==== Supplied data

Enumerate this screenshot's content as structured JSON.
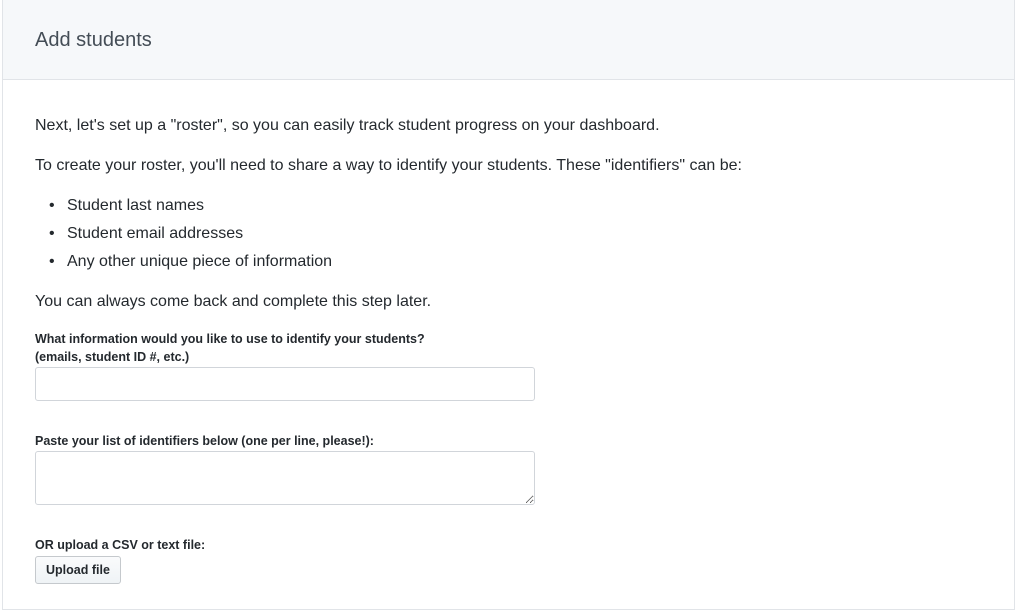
{
  "header": {
    "title": "Add students"
  },
  "intro": {
    "line1": "Next, let's set up a \"roster\", so you can easily track student progress on your dashboard.",
    "line2": "To create your roster, you'll need to share a way to identify your students. These \"identifiers\" can be:",
    "identifier_options": [
      "Student last names",
      "Student email addresses",
      "Any other unique piece of information"
    ],
    "line3": "You can always come back and complete this step later."
  },
  "identifier_type": {
    "label_line1": "What information would you like to use to identify your students?",
    "label_line2": "(emails, student ID #, etc.)",
    "value": "",
    "placeholder": ""
  },
  "identifier_list": {
    "label": "Paste your list of identifiers below (one per line, please!):",
    "value": "",
    "placeholder": ""
  },
  "upload": {
    "label": "OR upload a CSV or text file:",
    "button_label": "Upload file"
  }
}
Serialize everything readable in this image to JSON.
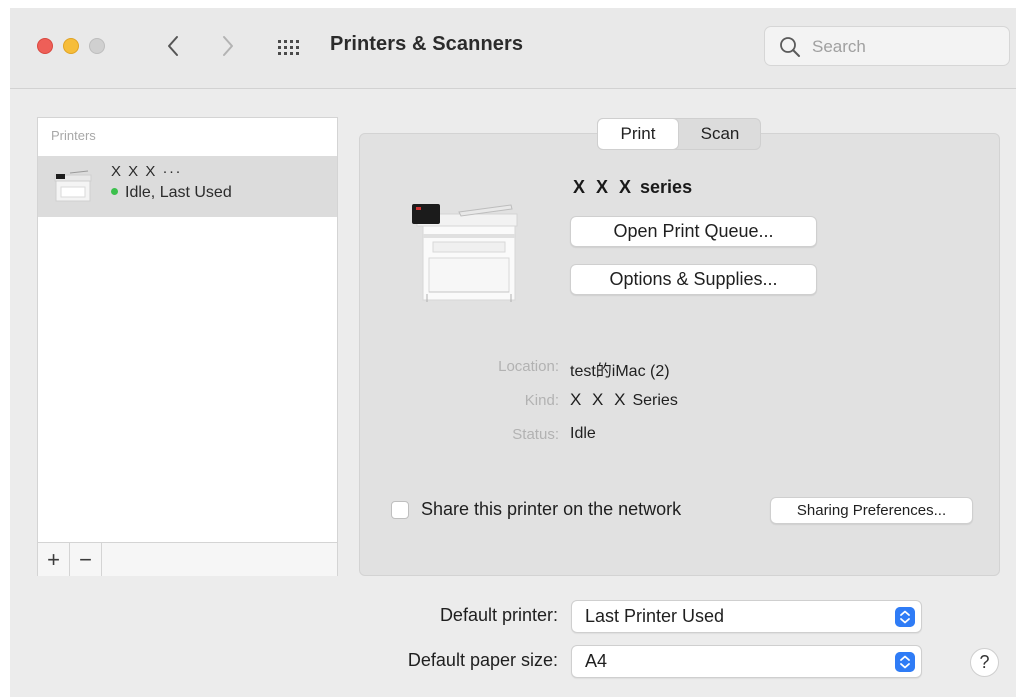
{
  "window": {
    "title": "Printers & Scanners",
    "search_placeholder": "Search"
  },
  "printers_list": {
    "header": "Printers",
    "items": [
      {
        "name": "X X X  ···",
        "status": "Idle, Last Used",
        "status_color": "#3cc04d"
      }
    ],
    "footer": {
      "add_label": "+",
      "remove_label": "−"
    }
  },
  "detail": {
    "tabs": [
      {
        "label": "Print",
        "selected": true
      },
      {
        "label": "Scan",
        "selected": false
      }
    ],
    "printer_name_prefix": "X X X",
    "printer_name_suffix": "series",
    "open_queue_label": "Open Print Queue...",
    "options_label": "Options & Supplies...",
    "location_label": "Location:",
    "location_value": "test的iMac (2)",
    "kind_label": "Kind:",
    "kind_prefix": "X X X",
    "kind_suffix": "Series",
    "status_label": "Status:",
    "status_value": "Idle",
    "share_label": "Share this printer on the network",
    "share_checked": false,
    "sharing_prefs_label": "Sharing Preferences..."
  },
  "defaults": {
    "printer_label": "Default printer:",
    "printer_value": "Last Printer Used",
    "paper_label": "Default paper size:",
    "paper_value": "A4"
  },
  "help_label": "?",
  "colors": {
    "close": "#ee5f58",
    "minimize": "#f6bd3a",
    "zoom_disabled": "#d0d0d0",
    "accent": "#2f7cf6"
  },
  "icons": [
    "back-chevron-icon",
    "forward-chevron-icon",
    "grid-icon",
    "search-icon",
    "printer-icon",
    "popup-arrows-icon"
  ]
}
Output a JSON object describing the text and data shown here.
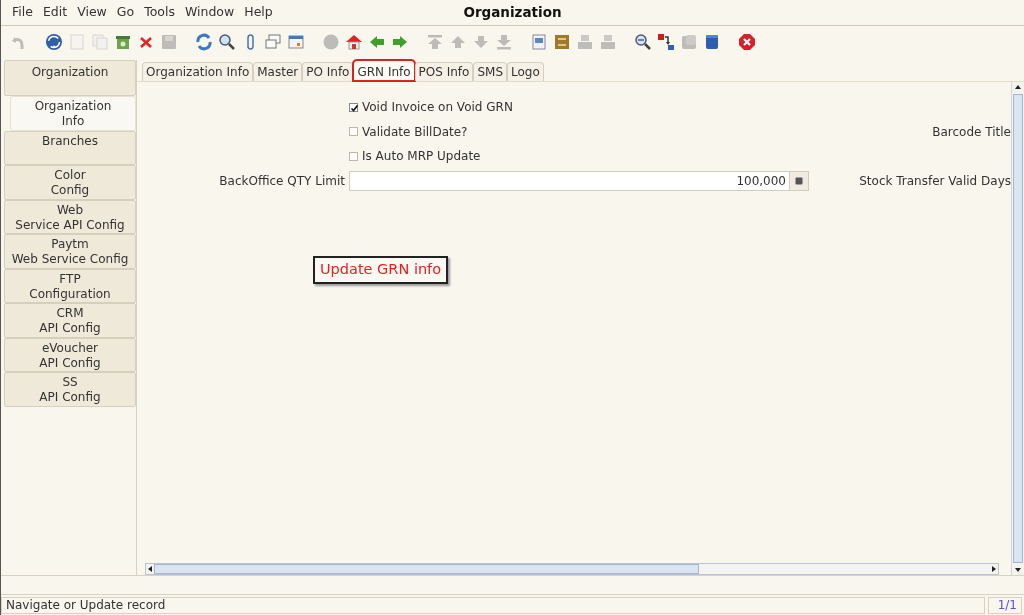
{
  "window": {
    "title": "Organization"
  },
  "menu": [
    "File",
    "Edit",
    "View",
    "Go",
    "Tools",
    "Window",
    "Help"
  ],
  "toolbar": [
    [
      {
        "kind": "undo",
        "disabled": true
      }
    ],
    [
      {
        "kind": "help",
        "disabled": false
      },
      {
        "kind": "new",
        "disabled": true
      },
      {
        "kind": "copy",
        "disabled": true
      },
      {
        "kind": "bin",
        "disabled": false
      },
      {
        "kind": "delete",
        "disabled": false
      },
      {
        "kind": "save",
        "disabled": true
      }
    ],
    [
      {
        "kind": "refresh",
        "disabled": false
      },
      {
        "kind": "find",
        "disabled": false
      },
      {
        "kind": "attach",
        "disabled": false
      },
      {
        "kind": "chat",
        "disabled": false
      },
      {
        "kind": "calendar",
        "disabled": false
      }
    ],
    [
      {
        "kind": "archive",
        "disabled": true
      },
      {
        "kind": "home",
        "disabled": false
      },
      {
        "kind": "back",
        "disabled": false
      },
      {
        "kind": "forward",
        "disabled": false
      }
    ],
    [
      {
        "kind": "first",
        "disabled": true
      },
      {
        "kind": "previous",
        "disabled": true
      },
      {
        "kind": "next",
        "disabled": true
      },
      {
        "kind": "last",
        "disabled": true
      }
    ],
    [
      {
        "kind": "report",
        "disabled": false
      },
      {
        "kind": "drawer",
        "disabled": false
      },
      {
        "kind": "print",
        "disabled": true
      },
      {
        "kind": "print",
        "disabled": true
      }
    ],
    [
      {
        "kind": "zoom",
        "disabled": false
      },
      {
        "kind": "workflow",
        "disabled": false
      },
      {
        "kind": "product",
        "disabled": true
      },
      {
        "kind": "cube",
        "disabled": false
      }
    ],
    [
      {
        "kind": "exit",
        "disabled": false
      }
    ]
  ],
  "sidebar": {
    "items": [
      {
        "label": "Organization",
        "selected": false
      },
      {
        "label": "Organization\nInfo",
        "selected": true
      },
      {
        "label": "Branches",
        "selected": false
      },
      {
        "label": "Color\nConfig",
        "selected": false
      },
      {
        "label": "Web\nService API Config",
        "selected": false
      },
      {
        "label": "Paytm\nWeb Service Config",
        "selected": false
      },
      {
        "label": "FTP\nConfiguration",
        "selected": false
      },
      {
        "label": "CRM\nAPI Config",
        "selected": false
      },
      {
        "label": "eVoucher\nAPI Config",
        "selected": false
      },
      {
        "label": "SS\nAPI Config",
        "selected": false
      }
    ]
  },
  "tabs": [
    {
      "label": "Organization Info",
      "selected": false,
      "highlighted": false
    },
    {
      "label": "Master",
      "selected": false,
      "highlighted": false
    },
    {
      "label": "PO Info",
      "selected": false,
      "highlighted": false
    },
    {
      "label": "GRN Info",
      "selected": true,
      "highlighted": true
    },
    {
      "label": "POS Info",
      "selected": false,
      "highlighted": false
    },
    {
      "label": "SMS",
      "selected": false,
      "highlighted": false
    },
    {
      "label": "Logo",
      "selected": false,
      "highlighted": false
    }
  ],
  "form": {
    "rows": [
      {
        "kind": "checkbox",
        "label": "Void Invoice on Void GRN",
        "checked": true
      },
      {
        "kind": "checkbox",
        "label": "Validate BillDate?",
        "checked": false,
        "side_label": "Barcode Title"
      },
      {
        "kind": "checkbox",
        "label": "Is Auto MRP Update",
        "checked": false
      },
      {
        "kind": "number",
        "label": "BackOffice QTY Limit",
        "value": "100,000",
        "side_label": "Stock Transfer Valid Days"
      }
    ]
  },
  "annotation": {
    "text": "Update GRN info"
  },
  "status_bar": {
    "message": "Navigate or Update record",
    "record": "1/1"
  }
}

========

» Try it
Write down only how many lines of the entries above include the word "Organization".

» Exercise output
4